The InitialCap stack is now available once again, now through this website as a free download. But if you do manage to make any use of it in your own websites, a donation is much appreciated and will help directly fund future support and updates. Please use the contribute button above.


Here is an example of InitialCap in use, with the default settings applied.
Lorna Doone: A Romance of Exmoor is a novel by English author Richard Doddridge Blackmore, published in 1869. It is a romance based on a group of historical characters and set in the late 17th century in Devon and Somerset, particularly around the East Lyn Valley area of Exmoor. In 2003, the novel was listed on the BBC's survey The Big Read.

Blackmore experienced difficulty in finding a publisher, and the novel was first published anonymously in 1869, in a limited three-volume edition of just 500 copies, of which only 300 sold. The following year it was republished in an inexpensive one-volume edition and became a huge critical and financial success. It has never been out of print.

It received acclaim from Blackmore's contemporary, Margaret Oliphant, and as well from later Victorian writers including Robert Louis Stevenson, Gerard Manley Hopkins, and Thomas Hardy. George Gissing wrote in a letter to his brother Algernon that the novel was 'quite admirable, approaching Scott as closely as anything since the latter'. A favourite among females, it is also popular among male readers, and was chosen by male students at Yale in 1906 as their favourite novel.

Blackmore incorporated real events and places into the novel. The Great Winter described in chapters 41–45 was a real event. He himself attended Blundell's School in Tiverton which serves as the setting for the opening chapters. One of the inspirations behind the plot is said to be the shooting of a young woman at a church in Chagford, Devon, in the 17th century. Unlike the heroine of the novel, she did not survive, but is commemorated in the church. Apparently, Blackmore invented the name "Lorna", possibly drawing on a Scottish source.

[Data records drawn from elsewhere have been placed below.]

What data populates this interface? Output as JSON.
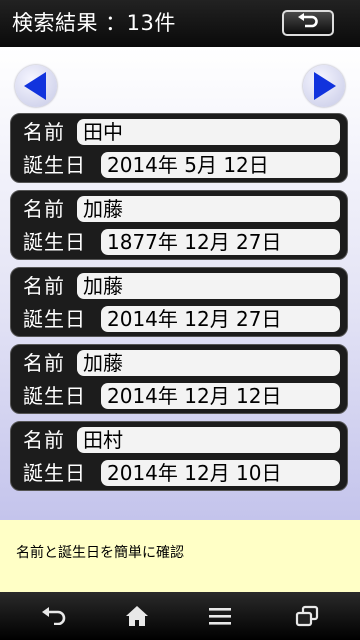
{
  "header": {
    "title": "検索結果 ：13件",
    "back_icon": "undo-arrow-icon"
  },
  "navigation": {
    "prev_icon": "left-arrow-icon",
    "next_icon": "right-arrow-icon"
  },
  "labels": {
    "name": "名前",
    "birthday": "誕生日"
  },
  "records": [
    {
      "name": "田中",
      "birthday": "2014年 5月 12日"
    },
    {
      "name": "加藤",
      "birthday": "1877年 12月 27日"
    },
    {
      "name": "加藤",
      "birthday": "2014年 12月 27日"
    },
    {
      "name": "加藤",
      "birthday": "2014年 12月 12日"
    },
    {
      "name": "田村",
      "birthday": "2014年 12月 10日"
    }
  ],
  "banner": {
    "text": "名前と誕生日を簡単に確認"
  },
  "system_nav": {
    "back": "back-icon",
    "home": "home-icon",
    "menu": "menu-icon",
    "recents": "recent-apps-icon"
  },
  "colors": {
    "accent_arrow": "#1133dd",
    "banner_bg": "#ffffc6",
    "record_bg": "#1c1c1c"
  }
}
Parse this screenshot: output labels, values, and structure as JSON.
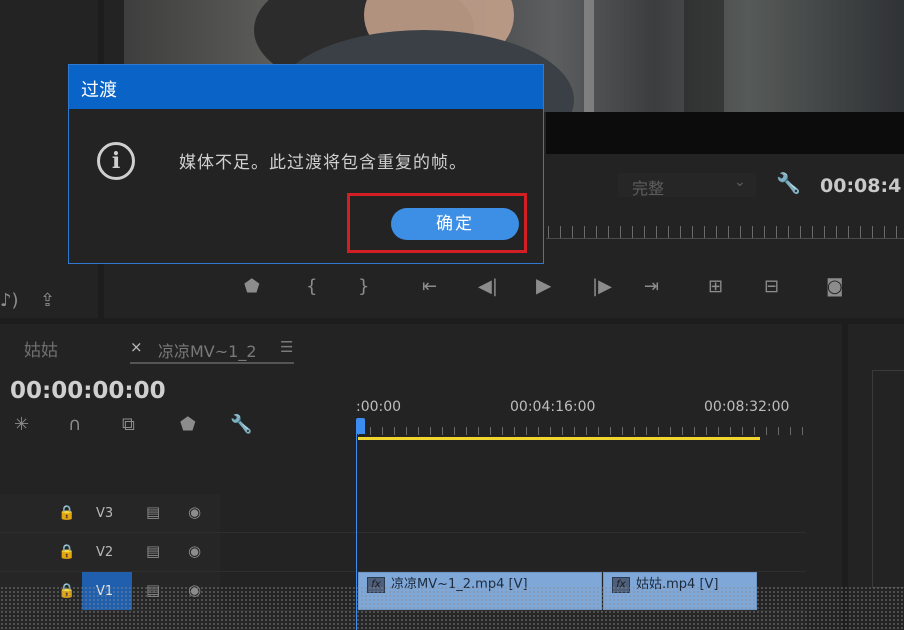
{
  "program_monitor": {
    "quality_value": "完整",
    "timecode": "00:08:4"
  },
  "timeline": {
    "tab_inactive": "姑姑",
    "tab_active": "凉凉MV~1_2",
    "tab_close": "×",
    "tab_menu": "☰",
    "current_timecode": "00:00:00:00",
    "ruler_labels": [
      ":00:00",
      "00:04:16:00",
      "00:08:32:00"
    ],
    "tracks": [
      {
        "name": "V3"
      },
      {
        "name": "V2"
      },
      {
        "name": "V1"
      }
    ],
    "clips": [
      {
        "label": "凉凉MV~1_2.mp4 [V]",
        "fx": "fx"
      },
      {
        "label": "姑姑.mp4 [V]",
        "fx": "fx"
      }
    ]
  },
  "dialog": {
    "title": "过渡",
    "message": "媒体不足。此过渡将包含重复的帧。",
    "ok_label": "确定"
  },
  "colors": {
    "accent_blue": "#0a64c8",
    "button_blue": "#3d8ee5",
    "highlight_red": "#d11f24",
    "work_area_yellow": "#f1d531",
    "clip_blue": "#7fa8d9"
  },
  "icons": {
    "info": "i"
  }
}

By his own account, Blackmore relied on a "phonologic" style for his characters' speech, emphasising their accents and word formation. He expended great effort, in all of his novels, on his characters' dialogues and dialects, striving to recount realistically not only the ways, but also the tones and accents, in which thoughts and utterances were formed by the various sorts of people who lived on Exmoor in the 17th century.
According to the preface, the work is a romance and not a historical novel, because the author neither "dares, nor desires, to claim for it the dignity or cumber it with the difficulty of an historical novel." As such, it combines elements of traditional romance, of Sir Walter Scott's historical novel tradition, of the pastoral tradition, of traditional Victorian values, and of the contemporary sensation novel trend. The basis for Blackmore's historical understanding is Macaulay's History of England and its analysis of the Monmouth rebellion. Along with the historical aspects are folk traditions, such as the many legends based around both the Doones and Tom Faggus. The composer Puccini once considered using the story as the plot for an opera, but abandoned the idea.
From Wikipedia, the free encyclopedia.

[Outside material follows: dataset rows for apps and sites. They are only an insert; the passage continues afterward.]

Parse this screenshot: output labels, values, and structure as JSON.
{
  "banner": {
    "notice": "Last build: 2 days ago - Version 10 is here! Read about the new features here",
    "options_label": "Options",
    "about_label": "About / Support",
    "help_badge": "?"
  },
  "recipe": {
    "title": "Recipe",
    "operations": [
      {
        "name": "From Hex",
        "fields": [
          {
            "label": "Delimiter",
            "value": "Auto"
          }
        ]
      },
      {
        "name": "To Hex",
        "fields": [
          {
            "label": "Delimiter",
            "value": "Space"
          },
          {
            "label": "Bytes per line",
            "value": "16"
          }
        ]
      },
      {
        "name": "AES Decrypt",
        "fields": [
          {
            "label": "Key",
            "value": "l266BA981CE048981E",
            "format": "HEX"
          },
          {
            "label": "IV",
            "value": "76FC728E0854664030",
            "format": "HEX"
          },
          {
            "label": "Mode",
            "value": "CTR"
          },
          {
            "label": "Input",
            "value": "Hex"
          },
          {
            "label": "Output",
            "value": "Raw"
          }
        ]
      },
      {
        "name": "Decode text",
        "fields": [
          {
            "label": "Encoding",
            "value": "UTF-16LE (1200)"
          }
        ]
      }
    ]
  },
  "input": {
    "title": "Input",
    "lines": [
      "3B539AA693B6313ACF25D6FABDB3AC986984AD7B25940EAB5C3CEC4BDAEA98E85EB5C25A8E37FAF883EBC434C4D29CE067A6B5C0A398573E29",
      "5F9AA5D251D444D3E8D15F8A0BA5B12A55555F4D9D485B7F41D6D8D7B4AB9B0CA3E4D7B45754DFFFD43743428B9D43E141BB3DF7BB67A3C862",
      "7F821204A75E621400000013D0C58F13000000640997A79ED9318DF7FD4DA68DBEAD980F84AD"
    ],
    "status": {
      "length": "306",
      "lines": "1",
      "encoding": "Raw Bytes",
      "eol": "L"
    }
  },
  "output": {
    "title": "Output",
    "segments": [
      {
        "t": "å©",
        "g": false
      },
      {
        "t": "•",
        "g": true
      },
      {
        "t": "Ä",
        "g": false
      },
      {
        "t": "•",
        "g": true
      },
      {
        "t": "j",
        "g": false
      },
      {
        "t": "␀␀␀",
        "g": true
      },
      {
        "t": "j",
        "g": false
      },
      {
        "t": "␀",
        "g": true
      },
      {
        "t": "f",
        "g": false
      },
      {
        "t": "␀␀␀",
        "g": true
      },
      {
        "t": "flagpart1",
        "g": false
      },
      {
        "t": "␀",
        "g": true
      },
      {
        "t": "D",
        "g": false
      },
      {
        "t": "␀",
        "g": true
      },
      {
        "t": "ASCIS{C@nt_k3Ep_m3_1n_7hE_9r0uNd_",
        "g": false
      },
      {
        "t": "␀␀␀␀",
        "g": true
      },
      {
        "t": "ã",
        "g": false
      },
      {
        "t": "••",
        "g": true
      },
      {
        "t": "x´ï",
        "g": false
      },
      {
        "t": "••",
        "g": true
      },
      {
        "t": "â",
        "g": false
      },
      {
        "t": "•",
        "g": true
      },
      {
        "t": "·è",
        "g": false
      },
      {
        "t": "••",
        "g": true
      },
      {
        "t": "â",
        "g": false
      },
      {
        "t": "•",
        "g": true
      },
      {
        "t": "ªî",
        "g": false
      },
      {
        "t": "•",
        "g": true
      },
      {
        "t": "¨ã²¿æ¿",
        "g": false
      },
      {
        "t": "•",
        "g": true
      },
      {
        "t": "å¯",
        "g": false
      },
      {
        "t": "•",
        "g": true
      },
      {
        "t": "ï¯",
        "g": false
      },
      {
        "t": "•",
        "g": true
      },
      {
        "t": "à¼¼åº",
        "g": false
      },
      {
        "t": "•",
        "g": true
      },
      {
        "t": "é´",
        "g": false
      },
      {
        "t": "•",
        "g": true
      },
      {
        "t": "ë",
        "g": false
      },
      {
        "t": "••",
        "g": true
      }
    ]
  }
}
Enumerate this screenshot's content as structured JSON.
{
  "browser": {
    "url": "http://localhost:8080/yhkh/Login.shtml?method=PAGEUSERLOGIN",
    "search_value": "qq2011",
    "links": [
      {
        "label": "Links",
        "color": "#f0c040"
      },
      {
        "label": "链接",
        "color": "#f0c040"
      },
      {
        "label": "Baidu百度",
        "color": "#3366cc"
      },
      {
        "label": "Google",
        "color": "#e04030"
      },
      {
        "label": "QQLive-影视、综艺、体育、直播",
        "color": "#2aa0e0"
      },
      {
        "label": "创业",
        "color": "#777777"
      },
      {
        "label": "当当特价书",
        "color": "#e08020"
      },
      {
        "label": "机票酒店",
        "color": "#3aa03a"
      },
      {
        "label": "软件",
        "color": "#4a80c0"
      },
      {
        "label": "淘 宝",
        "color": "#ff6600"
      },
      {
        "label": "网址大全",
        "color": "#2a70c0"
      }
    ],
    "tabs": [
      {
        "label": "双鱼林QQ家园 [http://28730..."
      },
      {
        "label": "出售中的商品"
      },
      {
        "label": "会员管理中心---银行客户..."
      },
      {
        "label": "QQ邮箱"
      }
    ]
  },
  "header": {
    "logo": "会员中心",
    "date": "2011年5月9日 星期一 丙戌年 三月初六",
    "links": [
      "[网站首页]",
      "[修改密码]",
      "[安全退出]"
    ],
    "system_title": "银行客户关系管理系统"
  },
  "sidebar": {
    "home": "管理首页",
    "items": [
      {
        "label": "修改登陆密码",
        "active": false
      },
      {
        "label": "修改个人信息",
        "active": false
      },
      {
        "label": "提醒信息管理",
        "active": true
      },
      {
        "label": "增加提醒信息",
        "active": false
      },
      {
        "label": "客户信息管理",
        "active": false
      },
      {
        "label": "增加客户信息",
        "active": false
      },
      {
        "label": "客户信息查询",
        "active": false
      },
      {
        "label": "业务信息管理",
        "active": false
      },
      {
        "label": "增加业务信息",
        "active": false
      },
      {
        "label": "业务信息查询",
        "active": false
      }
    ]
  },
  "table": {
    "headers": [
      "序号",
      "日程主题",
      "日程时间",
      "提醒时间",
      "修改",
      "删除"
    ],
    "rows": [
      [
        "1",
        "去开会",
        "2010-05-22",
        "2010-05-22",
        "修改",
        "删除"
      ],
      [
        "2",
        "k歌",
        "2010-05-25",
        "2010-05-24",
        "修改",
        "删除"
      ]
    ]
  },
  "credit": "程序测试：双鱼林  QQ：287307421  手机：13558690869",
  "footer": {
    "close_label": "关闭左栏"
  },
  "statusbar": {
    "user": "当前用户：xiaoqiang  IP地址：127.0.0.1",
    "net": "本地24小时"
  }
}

Use InitialCap by following these instructions:
  1. Download the stack from this webpage.
  2. Uncompress the .zip file if your computer does not do so already.
  3. Drag and drop the S4S-InitialCap.stack icon onto your RapidWeaver dock icon. Follow the onscreen prompts the installing the stack. Restart RapidWeaver.
  4. Open RapidWeaver. If you have not done so yet, add a new Stacks page type to your website.
  5. Open the Stacks Library and search for 'InitialCap' in the search box.
  6. Drag and drop a copy of InitialCap into your webpage (orange and white).
  7. Double-click the 'Lorem ipsum dollar' placeholder text to replace it with your own*
  8. With the stack selected in Edit Mode, you can customise any of its settings in the Stacks side panel. Mouseover settings to read an informational tooltip about what each one does.
  9. Preview your webpage to see the result. Export or publish the website in the normal way, when done.

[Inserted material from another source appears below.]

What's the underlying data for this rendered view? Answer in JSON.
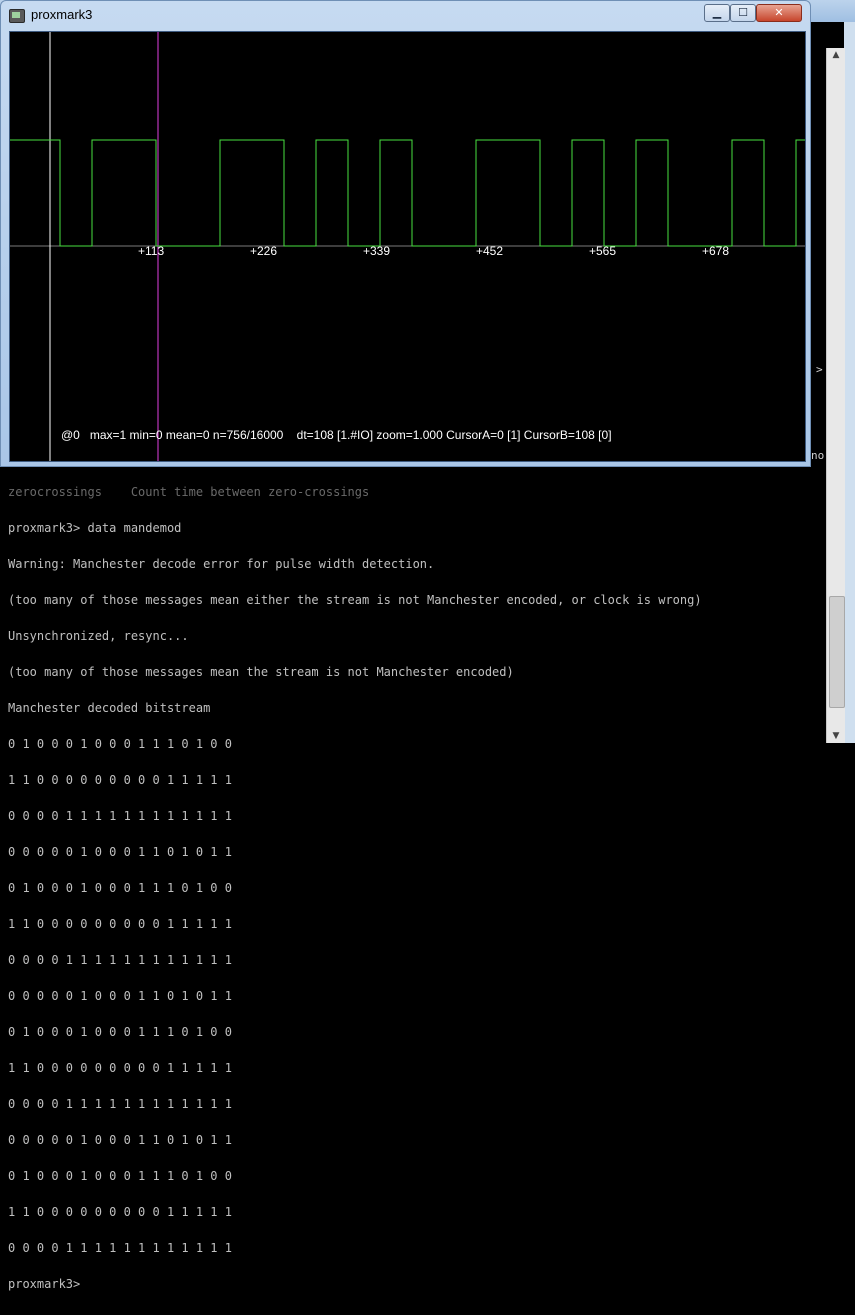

* As always in RapidWeaver, if you are pasting content in from another source (like Pages or Microsoft Word) always paste the content as plain text (Edit > Paste as Plain Text). This simple action will clear any hidden formatting from your text, and prevent it become contaminated. Text that is contaminated with hidden formatting and other tags can easily produce invalid HTML markup, which in-turn can badly break webpages and cause other problems.

You can add an unlimited number of InitialCap stacks to your webpages. By default InitialCap will use Text as its primary input, however this can be toggled to either HTML or Markdown if you prefer using those instead.


If you find this stack element useful in your personal or commercial web projects; please consider making a small contribution towards ongoing support and updates. There are many different ways you can contribute to the Stacks4Stacks project, and benefits for doing so.